*** Information ***

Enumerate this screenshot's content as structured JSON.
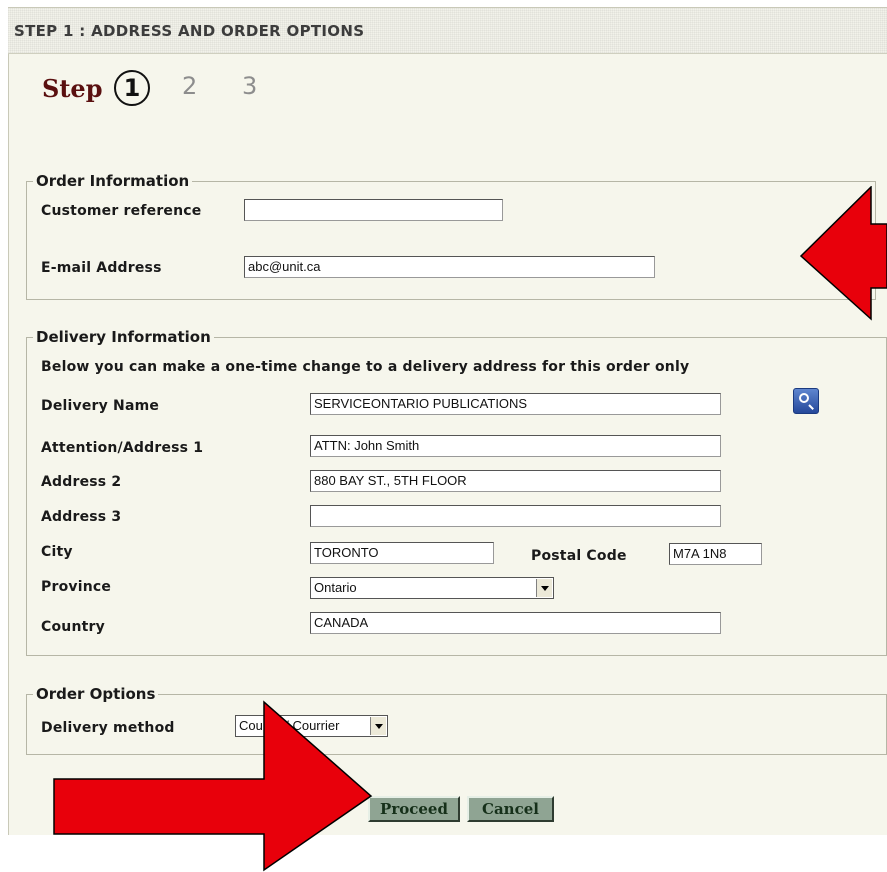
{
  "header": {
    "title": "STEP 1 : ADDRESS AND ORDER OPTIONS"
  },
  "steps": {
    "label": "Step",
    "current": "1",
    "next": [
      "2",
      "3"
    ]
  },
  "order_info": {
    "legend": "Order Information",
    "customer_reference_label": "Customer reference",
    "customer_reference_value": "",
    "email_label": "E-mail Address",
    "email_value": "abc@unit.ca"
  },
  "delivery_info": {
    "legend": "Delivery Information",
    "note": "Below you can make a one-time change to a delivery address for this order only",
    "delivery_name_label": "Delivery Name",
    "delivery_name_value": "SERVICEONTARIO PUBLICATIONS",
    "address1_label": "Attention/Address 1",
    "address1_value": "ATTN: John Smith",
    "address2_label": "Address 2",
    "address2_value": "880 BAY ST., 5TH FLOOR",
    "address3_label": "Address 3",
    "address3_value": "",
    "city_label": "City",
    "city_value": "TORONTO",
    "postal_code_label": "Postal Code",
    "postal_code_value": "M7A 1N8",
    "province_label": "Province",
    "province_value": "Ontario",
    "country_label": "Country",
    "country_value": "CANADA"
  },
  "order_options": {
    "legend": "Order Options",
    "delivery_method_label": "Delivery method",
    "delivery_method_value": "Courier / Courrier"
  },
  "buttons": {
    "proceed": "Proceed",
    "cancel": "Cancel"
  },
  "colors": {
    "arrow": "#e8000b",
    "panel_bg": "#f6f6ec",
    "button_bg": "#8fa493",
    "step_label": "#5a1010"
  },
  "icons": {
    "lookup": "magnifier-icon",
    "annotation_arrows": [
      "left-arrow-icon",
      "right-arrow-icon"
    ]
  }
}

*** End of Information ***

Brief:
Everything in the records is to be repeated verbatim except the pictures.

Solution for this task:
Enumerate this screenshot's content as structured JSON.
{
  "header": {
    "title": "STEP 1 : ADDRESS AND ORDER OPTIONS"
  },
  "steps": {
    "label": "Step",
    "current": "1",
    "next": [
      "2",
      "3"
    ]
  },
  "order_info": {
    "legend": "Order Information",
    "customer_reference_label": "Customer reference",
    "customer_reference_value": "",
    "email_label": "E-mail Address",
    "email_value": "abc@unit.ca"
  },
  "delivery_info": {
    "legend": "Delivery Information",
    "note": "Below you can make a one-time change to a delivery address for this order only",
    "delivery_name_label": "Delivery Name",
    "delivery_name_value": "SERVICEONTARIO PUBLICATIONS",
    "address1_label": "Attention/Address 1",
    "address1_value": "ATTN: John Smith",
    "address2_label": "Address 2",
    "address2_value": "880 BAY ST., 5TH FLOOR",
    "address3_label": "Address 3",
    "address3_value": "",
    "city_label": "City",
    "city_value": "TORONTO",
    "postal_code_label": "Postal Code",
    "postal_code_value": "M7A 1N8",
    "province_label": "Province",
    "province_value": "Ontario",
    "country_label": "Country",
    "country_value": "CANADA"
  },
  "order_options": {
    "legend": "Order Options",
    "delivery_method_label": "Delivery method",
    "delivery_method_value": "Courier / Courrier"
  },
  "buttons": {
    "proceed": "Proceed",
    "cancel": "Cancel"
  },
  "colors": {
    "arrow": "#e8000b",
    "panel_bg": "#f6f6ec",
    "button_bg": "#8fa493",
    "step_label": "#5a1010"
  },
  "icons": {
    "lookup": "magnifier-icon",
    "annotation_arrows": [
      "left-arrow-icon",
      "right-arrow-icon"
    ]
  }
}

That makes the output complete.